Thursday, August 20, 2015
The Marriage of True Minds
Because I have a useless mind, one that retains bits and pieces from the distant past, but not, unfortunately, vital information put before it yesterday, I can tell you that today would have been my paternal grandparents' 95th wedding anniversary. This happy couple, I should note, is not they, but it might as well have been, for isn't there something almost wholly interchangeable about most wedding pictures?
Even, as with '20s weddings, when the fashions seem to us especially dated, there is still that air, a palpable atmosphere combining tension, happiness, and a sense of wondering how it will all turn out.
In their case, by almost any measure, things turned out very well indeed. The sun shone on their August wedding, the families were all in favor, despite - and this was unusual in our small city - having been previously unacquainted, and their modest wedding trip (to Cleveland, then the big city one state over rather than a punchline) was uneventul.
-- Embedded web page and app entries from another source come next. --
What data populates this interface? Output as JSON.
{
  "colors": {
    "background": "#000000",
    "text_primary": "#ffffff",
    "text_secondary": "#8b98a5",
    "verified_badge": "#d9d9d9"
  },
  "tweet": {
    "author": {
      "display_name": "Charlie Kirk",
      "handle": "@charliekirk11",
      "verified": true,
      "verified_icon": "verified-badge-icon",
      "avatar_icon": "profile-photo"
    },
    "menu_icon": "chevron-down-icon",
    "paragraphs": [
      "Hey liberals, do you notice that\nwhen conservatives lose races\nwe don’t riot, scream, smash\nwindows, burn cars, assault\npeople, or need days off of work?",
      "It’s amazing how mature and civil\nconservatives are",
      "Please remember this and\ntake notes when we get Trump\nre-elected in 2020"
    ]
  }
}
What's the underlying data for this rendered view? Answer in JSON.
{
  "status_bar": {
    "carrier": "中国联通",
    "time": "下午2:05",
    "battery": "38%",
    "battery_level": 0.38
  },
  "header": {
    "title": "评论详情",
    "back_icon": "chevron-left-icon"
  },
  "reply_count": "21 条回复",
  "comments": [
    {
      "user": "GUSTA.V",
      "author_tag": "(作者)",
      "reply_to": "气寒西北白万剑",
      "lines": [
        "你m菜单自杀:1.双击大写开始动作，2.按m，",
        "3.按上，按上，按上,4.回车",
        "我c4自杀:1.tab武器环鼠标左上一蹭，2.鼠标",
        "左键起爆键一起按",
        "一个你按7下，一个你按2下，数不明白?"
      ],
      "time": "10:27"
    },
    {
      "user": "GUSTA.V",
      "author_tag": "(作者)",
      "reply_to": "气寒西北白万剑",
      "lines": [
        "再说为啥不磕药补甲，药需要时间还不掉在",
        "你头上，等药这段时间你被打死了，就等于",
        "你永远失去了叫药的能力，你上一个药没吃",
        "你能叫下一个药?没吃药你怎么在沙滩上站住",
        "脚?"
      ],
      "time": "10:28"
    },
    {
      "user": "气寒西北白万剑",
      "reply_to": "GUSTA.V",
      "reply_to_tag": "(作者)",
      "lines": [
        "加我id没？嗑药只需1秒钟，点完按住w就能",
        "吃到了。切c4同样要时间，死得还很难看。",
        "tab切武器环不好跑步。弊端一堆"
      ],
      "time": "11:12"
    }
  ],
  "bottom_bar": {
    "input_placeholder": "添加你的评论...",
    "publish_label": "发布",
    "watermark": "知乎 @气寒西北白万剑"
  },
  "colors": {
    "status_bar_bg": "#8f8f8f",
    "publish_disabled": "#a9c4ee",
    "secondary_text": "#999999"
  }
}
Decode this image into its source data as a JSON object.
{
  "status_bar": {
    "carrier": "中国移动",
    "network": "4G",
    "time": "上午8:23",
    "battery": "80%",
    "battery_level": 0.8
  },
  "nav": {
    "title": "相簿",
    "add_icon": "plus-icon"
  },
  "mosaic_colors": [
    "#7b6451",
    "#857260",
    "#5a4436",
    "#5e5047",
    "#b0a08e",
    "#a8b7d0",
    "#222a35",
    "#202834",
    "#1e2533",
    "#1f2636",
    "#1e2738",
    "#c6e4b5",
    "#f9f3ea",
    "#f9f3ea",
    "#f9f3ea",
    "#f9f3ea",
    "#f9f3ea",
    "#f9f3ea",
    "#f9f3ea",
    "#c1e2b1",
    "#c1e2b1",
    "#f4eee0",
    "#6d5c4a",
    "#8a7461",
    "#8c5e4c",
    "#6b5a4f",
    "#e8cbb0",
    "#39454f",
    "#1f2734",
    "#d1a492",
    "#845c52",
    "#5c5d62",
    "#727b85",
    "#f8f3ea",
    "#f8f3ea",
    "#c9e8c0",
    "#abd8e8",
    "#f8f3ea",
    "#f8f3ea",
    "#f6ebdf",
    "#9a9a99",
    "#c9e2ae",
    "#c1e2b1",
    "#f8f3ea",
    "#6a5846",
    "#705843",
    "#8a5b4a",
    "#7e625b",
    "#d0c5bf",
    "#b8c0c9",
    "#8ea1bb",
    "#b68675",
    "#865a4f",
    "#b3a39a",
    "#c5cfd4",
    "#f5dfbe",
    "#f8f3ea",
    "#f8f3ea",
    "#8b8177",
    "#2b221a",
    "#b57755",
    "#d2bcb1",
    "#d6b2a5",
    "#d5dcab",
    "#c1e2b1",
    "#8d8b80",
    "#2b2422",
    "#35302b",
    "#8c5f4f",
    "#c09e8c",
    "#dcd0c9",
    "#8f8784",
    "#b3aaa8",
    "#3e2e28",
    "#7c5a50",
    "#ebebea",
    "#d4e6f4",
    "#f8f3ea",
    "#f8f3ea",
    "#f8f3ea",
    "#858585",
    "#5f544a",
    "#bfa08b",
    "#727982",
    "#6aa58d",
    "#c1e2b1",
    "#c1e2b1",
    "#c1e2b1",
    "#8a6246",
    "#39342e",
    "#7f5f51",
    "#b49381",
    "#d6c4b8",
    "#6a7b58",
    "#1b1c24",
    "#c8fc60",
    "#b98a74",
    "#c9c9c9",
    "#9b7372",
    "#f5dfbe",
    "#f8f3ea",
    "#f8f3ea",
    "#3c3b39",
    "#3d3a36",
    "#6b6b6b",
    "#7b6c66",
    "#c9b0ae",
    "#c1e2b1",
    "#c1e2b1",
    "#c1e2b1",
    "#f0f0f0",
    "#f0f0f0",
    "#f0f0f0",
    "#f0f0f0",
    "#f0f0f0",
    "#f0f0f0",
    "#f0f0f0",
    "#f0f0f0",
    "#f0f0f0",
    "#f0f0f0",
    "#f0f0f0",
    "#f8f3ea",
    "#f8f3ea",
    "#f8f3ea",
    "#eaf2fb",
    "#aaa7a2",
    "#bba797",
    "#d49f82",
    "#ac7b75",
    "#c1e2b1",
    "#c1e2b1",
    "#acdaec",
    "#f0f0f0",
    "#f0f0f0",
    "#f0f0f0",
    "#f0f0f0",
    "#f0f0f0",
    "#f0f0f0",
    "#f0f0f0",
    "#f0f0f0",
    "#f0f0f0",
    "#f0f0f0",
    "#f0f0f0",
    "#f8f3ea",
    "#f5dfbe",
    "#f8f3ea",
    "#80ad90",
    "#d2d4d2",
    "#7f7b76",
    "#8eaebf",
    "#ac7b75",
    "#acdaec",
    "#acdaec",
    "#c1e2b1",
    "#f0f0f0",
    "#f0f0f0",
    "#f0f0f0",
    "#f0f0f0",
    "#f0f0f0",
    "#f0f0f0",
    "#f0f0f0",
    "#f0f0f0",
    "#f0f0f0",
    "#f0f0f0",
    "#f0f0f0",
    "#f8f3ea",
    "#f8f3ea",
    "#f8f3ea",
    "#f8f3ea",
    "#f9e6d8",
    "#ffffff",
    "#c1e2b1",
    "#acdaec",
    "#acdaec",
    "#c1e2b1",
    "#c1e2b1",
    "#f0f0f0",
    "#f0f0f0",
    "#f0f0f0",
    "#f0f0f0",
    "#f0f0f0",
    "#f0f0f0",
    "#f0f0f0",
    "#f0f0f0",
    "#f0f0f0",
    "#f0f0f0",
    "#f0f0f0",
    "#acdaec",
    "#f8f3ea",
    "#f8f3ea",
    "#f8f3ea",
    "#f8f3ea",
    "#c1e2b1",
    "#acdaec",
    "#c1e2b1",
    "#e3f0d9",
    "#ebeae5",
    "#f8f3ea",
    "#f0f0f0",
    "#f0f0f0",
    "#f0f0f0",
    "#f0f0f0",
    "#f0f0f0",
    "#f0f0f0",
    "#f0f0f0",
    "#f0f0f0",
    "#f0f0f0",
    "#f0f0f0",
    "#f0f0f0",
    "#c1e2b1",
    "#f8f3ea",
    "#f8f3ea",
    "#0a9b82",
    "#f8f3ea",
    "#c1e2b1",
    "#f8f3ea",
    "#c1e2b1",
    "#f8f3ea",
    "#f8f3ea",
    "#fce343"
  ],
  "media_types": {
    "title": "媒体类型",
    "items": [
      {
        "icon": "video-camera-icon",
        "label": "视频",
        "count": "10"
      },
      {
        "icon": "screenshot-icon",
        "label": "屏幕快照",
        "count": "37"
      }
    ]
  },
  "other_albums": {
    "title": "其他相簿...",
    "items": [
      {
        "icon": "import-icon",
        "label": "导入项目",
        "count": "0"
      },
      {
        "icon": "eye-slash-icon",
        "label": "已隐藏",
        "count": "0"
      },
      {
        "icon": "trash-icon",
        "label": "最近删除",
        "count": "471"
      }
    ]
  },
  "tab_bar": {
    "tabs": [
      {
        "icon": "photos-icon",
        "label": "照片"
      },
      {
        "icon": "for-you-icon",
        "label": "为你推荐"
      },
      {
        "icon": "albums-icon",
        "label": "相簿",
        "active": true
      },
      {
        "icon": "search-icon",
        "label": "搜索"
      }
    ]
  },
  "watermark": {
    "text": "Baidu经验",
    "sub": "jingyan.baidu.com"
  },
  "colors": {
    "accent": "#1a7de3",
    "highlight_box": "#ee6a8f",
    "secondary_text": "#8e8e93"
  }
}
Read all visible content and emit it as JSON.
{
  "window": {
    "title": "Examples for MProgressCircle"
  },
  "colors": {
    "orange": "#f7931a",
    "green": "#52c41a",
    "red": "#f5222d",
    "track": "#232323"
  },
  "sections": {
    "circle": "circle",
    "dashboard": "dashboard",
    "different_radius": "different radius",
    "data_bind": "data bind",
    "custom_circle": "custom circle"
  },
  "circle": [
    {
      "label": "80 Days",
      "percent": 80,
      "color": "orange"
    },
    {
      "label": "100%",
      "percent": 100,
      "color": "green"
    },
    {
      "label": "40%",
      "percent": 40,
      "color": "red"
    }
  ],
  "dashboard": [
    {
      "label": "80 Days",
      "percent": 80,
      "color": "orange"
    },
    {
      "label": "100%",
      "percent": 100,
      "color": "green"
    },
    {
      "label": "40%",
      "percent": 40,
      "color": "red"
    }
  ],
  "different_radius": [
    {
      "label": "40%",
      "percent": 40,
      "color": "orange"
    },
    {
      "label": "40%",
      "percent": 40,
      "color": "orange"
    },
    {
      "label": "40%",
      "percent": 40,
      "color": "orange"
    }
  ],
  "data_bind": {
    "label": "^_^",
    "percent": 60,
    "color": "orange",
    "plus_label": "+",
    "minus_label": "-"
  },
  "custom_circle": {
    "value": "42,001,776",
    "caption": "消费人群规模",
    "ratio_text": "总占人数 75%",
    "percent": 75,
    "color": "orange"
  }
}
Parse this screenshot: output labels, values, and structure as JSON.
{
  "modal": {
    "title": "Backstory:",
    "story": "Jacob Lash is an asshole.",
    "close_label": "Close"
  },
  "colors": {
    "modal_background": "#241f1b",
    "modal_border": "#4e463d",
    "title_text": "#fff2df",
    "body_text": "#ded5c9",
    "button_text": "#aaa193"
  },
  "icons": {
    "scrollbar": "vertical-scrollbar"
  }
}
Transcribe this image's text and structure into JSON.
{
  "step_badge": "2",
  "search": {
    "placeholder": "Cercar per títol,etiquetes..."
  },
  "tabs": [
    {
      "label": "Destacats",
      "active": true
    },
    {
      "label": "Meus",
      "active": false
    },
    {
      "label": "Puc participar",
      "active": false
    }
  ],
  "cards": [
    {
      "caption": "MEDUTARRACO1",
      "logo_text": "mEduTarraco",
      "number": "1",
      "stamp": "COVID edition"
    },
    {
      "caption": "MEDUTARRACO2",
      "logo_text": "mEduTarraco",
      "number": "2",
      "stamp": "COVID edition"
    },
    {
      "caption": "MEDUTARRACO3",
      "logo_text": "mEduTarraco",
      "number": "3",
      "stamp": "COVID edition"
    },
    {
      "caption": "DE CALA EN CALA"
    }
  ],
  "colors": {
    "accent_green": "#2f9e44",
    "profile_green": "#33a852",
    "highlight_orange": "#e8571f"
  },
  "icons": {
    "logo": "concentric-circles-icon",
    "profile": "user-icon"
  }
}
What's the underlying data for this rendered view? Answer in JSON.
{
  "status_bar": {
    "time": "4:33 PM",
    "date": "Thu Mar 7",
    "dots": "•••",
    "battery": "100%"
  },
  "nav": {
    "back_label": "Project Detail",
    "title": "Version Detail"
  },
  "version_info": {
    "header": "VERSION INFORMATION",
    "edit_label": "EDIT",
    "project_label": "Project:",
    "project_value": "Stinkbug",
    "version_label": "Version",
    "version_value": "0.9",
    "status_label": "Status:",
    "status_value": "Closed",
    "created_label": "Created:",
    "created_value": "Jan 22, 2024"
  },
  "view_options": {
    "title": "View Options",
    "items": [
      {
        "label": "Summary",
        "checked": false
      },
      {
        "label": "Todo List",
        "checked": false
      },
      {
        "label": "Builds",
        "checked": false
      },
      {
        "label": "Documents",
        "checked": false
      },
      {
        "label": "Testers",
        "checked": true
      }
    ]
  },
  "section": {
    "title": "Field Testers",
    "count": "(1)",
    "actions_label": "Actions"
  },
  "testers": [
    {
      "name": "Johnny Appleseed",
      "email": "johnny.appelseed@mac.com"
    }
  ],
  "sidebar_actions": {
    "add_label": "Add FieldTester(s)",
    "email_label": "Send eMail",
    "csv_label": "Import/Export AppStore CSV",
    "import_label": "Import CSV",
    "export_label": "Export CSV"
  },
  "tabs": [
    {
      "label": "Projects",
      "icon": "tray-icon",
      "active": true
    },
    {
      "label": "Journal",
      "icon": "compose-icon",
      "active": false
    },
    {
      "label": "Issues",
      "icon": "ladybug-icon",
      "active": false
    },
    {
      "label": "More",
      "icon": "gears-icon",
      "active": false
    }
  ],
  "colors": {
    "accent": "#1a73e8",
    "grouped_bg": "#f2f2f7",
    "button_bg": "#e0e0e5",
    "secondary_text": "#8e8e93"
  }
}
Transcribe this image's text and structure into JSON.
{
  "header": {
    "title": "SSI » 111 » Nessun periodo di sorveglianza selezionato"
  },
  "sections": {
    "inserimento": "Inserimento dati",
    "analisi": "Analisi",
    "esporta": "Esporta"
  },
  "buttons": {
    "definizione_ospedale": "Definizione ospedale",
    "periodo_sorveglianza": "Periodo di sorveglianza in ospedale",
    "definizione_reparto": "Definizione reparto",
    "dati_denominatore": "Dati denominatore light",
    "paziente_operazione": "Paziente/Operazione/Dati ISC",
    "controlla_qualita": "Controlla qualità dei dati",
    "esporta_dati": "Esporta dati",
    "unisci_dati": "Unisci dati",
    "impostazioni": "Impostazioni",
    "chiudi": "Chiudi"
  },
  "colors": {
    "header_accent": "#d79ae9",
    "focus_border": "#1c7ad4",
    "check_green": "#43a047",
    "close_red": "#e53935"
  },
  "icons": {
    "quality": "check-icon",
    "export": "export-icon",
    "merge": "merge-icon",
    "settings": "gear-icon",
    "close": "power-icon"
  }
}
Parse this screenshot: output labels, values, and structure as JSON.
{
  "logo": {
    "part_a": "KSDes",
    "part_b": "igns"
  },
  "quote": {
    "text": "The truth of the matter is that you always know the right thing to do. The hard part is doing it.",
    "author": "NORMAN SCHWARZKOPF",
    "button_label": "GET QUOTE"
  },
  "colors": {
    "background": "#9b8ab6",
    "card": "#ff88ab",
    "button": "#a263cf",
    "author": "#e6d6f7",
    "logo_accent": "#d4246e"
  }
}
They took a lake steamer to return, adding a few extra days of time away, and on their return lived for a time with the groom's parents while finishing touches were put on the square white clapboard house in which they would spend the next 67 years.
You read that right: 68 years married, 67 in that same house. Can you imagine? When I was a child, the grandfather clock that ticked in that hall bad been put there in the Wilson administration and was moved only in 1971, when the old faded wallpaper at last had to be replaced. It went back of course, and sounded the quarter-hours from its post for nearly two more decades (it does the same today in My Dear Sister's bohemian Boston front parlor). Such stability seems unimaginable, and the grandparents' whole existence was similarly rock-solid, an unbroken round of filling meals, sedate social events, church committees and service to the boards of various charitable organizations, an annual winter pilgrimage somewhere warmer (Sanibel being a great favorite), and only the slightest alteration made to acknowledge alarums or excursions ranging from the Second War to the departure from our hometown of almost all the younger relatives.
By the end they seemed as immutable as time itself, and a family joke was that when the apocalypse came, the last of Earth would be a tiny chunk spinning out into the galaxies, containing only that foursquare house - Alice (a Treasure) in the kitchen fretting about the potatoes (for 40 years she lived in fear of undercooking them, and never did) and the grandparents on the porch, surveying from their accustomed chairs the End of Days with the same compsosure that they did the generations of children who played down the middle of their quiet street.
"I suppose," Grandfather would observe, "This means we won't be putting up the storm windows come Labor Day..."
We'll hit 12 years, the Mister and I, in a couple of days, and I don't suppose we'll soldier on for anything like another 56. Still, it gives one something to look forward to, and if we don't have our own eternal porch, or, alas, our own Treasure in the kitchen - still, I like to think we have, in our own way, more than a measure of that seven-decade bond.